■ **Exercise brief**
Which lines of the entries below include "قائمه"? List them all.

■ **Listed records**
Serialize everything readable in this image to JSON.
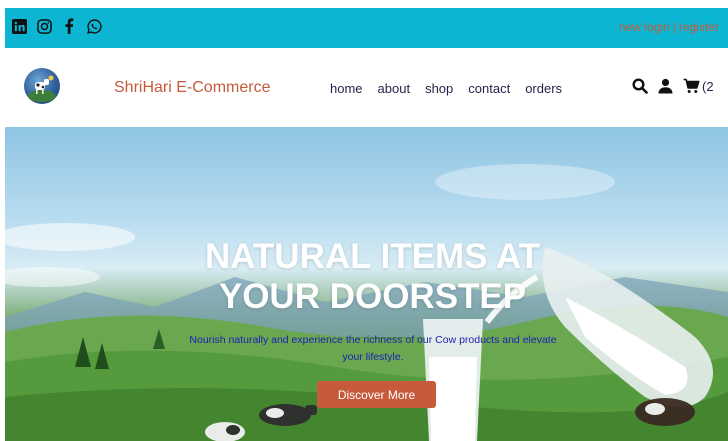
{
  "topbar": {
    "social_icons": [
      "linkedin-icon",
      "instagram-icon",
      "facebook-icon",
      "whatsapp-icon"
    ],
    "auth": {
      "login": "new login",
      "separator": "|",
      "register": "register"
    }
  },
  "navbar": {
    "brand": "ShriHari E-Commerce",
    "menu": [
      "home",
      "about",
      "shop",
      "contact",
      "orders"
    ],
    "cart_count": "(2"
  },
  "hero": {
    "title": "NATURAL ITEMS AT YOUR DOORSTEP",
    "subtitle": "Nourish naturally and experience the richness of our Cow products and elevate your lifestyle.",
    "cta": "Discover More"
  },
  "colors": {
    "topbar": "#0cb6d3",
    "accent": "#c65a3a",
    "nav_text": "#2c1d4a",
    "subtitle_text": "#1d1db8"
  }
}
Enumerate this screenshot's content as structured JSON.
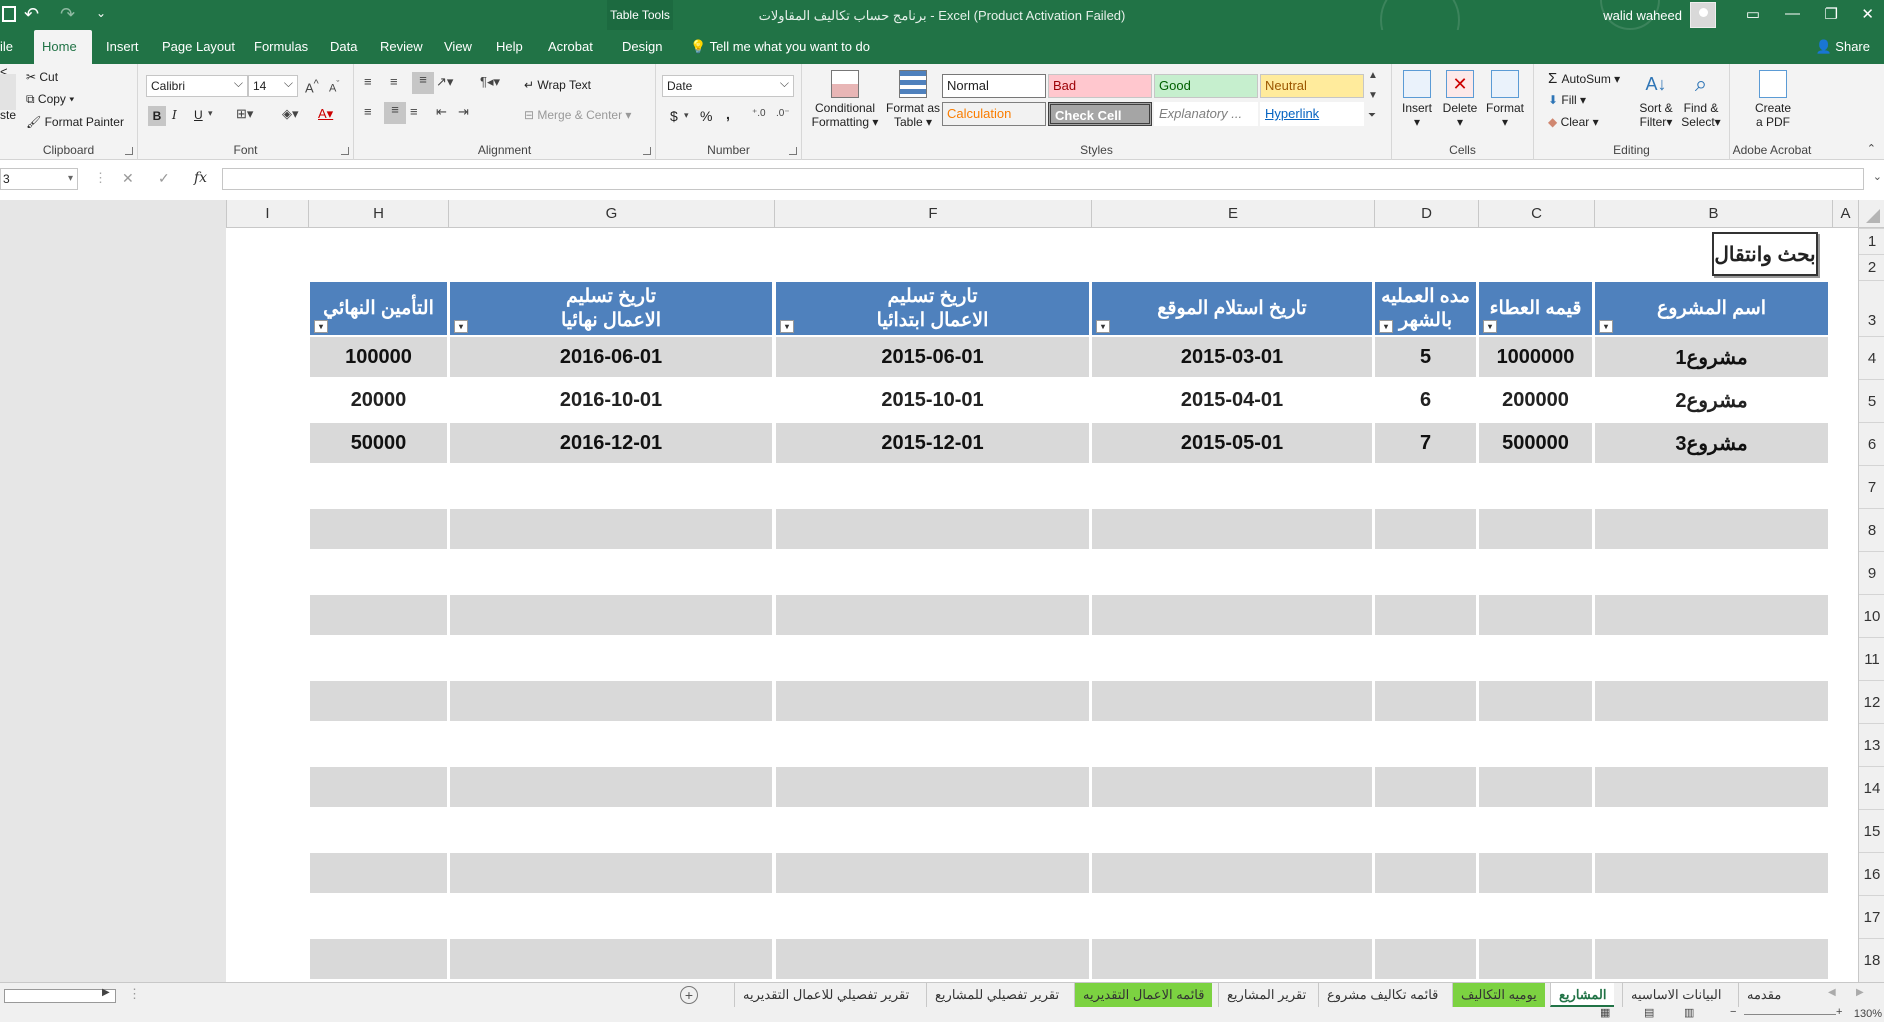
{
  "titlebar": {
    "context_tab": "Table Tools",
    "title": "برنامج حساب تكاليف المقاولات  -  Excel (Product Activation Failed)",
    "user": "walid waheed"
  },
  "tabs": [
    "ile",
    "Home",
    "Insert",
    "Page Layout",
    "Formulas",
    "Data",
    "Review",
    "View",
    "Help",
    "Acrobat",
    "Design"
  ],
  "tellme": "Tell me what you want to do",
  "share": "Share",
  "ribbon": {
    "clipboard": {
      "paste": "ste",
      "cut": "Cut",
      "copy": "Copy",
      "format_painter": "Format Painter",
      "label": "Clipboard"
    },
    "font": {
      "name": "Calibri",
      "size": "14",
      "bold": "B",
      "italic": "I",
      "underline": "U",
      "label": "Font"
    },
    "alignment": {
      "wrap": "Wrap Text",
      "merge": "Merge & Center",
      "label": "Alignment"
    },
    "number": {
      "format": "Date",
      "currency": "$",
      "percent": "%",
      "comma": ",",
      "label": "Number"
    },
    "styles": {
      "conditional": [
        "Conditional",
        "Formatting"
      ],
      "format_table": [
        "Format as",
        "Table"
      ],
      "normal": "Normal",
      "bad": "Bad",
      "good": "Good",
      "neutral": "Neutral",
      "calculation": "Calculation",
      "check": "Check Cell",
      "explanatory": "Explanatory ...",
      "hyperlink": "Hyperlink",
      "label": "Styles"
    },
    "cells": {
      "insert": "Insert",
      "delete": "Delete",
      "format": "Format",
      "label": "Cells"
    },
    "editing": {
      "autosum": "AutoSum",
      "fill": "Fill",
      "clear": "Clear",
      "sort": [
        "Sort &",
        "Filter"
      ],
      "find": [
        "Find &",
        "Select"
      ],
      "label": "Editing"
    },
    "acrobat": {
      "create": [
        "Create",
        "a PDF"
      ],
      "label": "Adobe Acrobat"
    }
  },
  "namebox": "3",
  "fx": "fx",
  "columns": [
    "I",
    "H",
    "G",
    "F",
    "E",
    "D",
    "C",
    "B",
    "A"
  ],
  "rows": [
    "1",
    "2",
    "3",
    "4",
    "5",
    "6",
    "7",
    "8",
    "9",
    "10",
    "11",
    "12",
    "13",
    "14",
    "15",
    "16",
    "17",
    "18"
  ],
  "search_button": "بحث وانتقال",
  "table": {
    "headers": {
      "B": [
        "اسم المشروع"
      ],
      "C": [
        "قيمه العطاء"
      ],
      "D": [
        "مده العمليه",
        "بالشهر"
      ],
      "E": [
        "تاريخ استلام الموقع"
      ],
      "F": [
        "تاريخ تسليم",
        "الاعمال ابتدائيا"
      ],
      "G": [
        "تاريخ تسليم",
        "الاعمال نهائيا"
      ],
      "H": [
        "التأمين النهائي"
      ]
    },
    "rows": [
      {
        "B": "مشروع1",
        "C": "1000000",
        "D": "5",
        "E": "2015-03-01",
        "F": "2015-06-01",
        "G": "2016-06-01",
        "H": "100000"
      },
      {
        "B": "مشروع2",
        "C": "200000",
        "D": "6",
        "E": "2015-04-01",
        "F": "2015-10-01",
        "G": "2016-10-01",
        "H": "20000"
      },
      {
        "B": "مشروع3",
        "C": "500000",
        "D": "7",
        "E": "2015-05-01",
        "F": "2015-12-01",
        "G": "2016-12-01",
        "H": "50000"
      }
    ]
  },
  "sheet_tabs": [
    {
      "label": "مقدمه",
      "style": "normal"
    },
    {
      "label": "البيانات الاساسيه",
      "style": "normal"
    },
    {
      "label": "المشاريع",
      "style": "active"
    },
    {
      "label": "يوميه التكاليف",
      "style": "green"
    },
    {
      "label": "قائمه تكاليف مشروع",
      "style": "normal"
    },
    {
      "label": "تقرير المشاريع",
      "style": "normal"
    },
    {
      "label": "قائمه الاعمال التقديريه",
      "style": "green"
    },
    {
      "label": "تقرير تفصيلي للمشاريع",
      "style": "normal"
    },
    {
      "label": "تقرير تفصيلي للاعمال التقديريه",
      "style": "normal"
    }
  ],
  "zoom": "130%",
  "colors": {
    "excel_green": "#217346",
    "table_header": "#4f81bd",
    "table_band": "#d9d9d9",
    "tab_green": "#7cd241"
  }
}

■ **Result for this exercise**
      "label": "قائمه تكاليف مشروع",
      "label": "قائمه الاعمال التقديريه",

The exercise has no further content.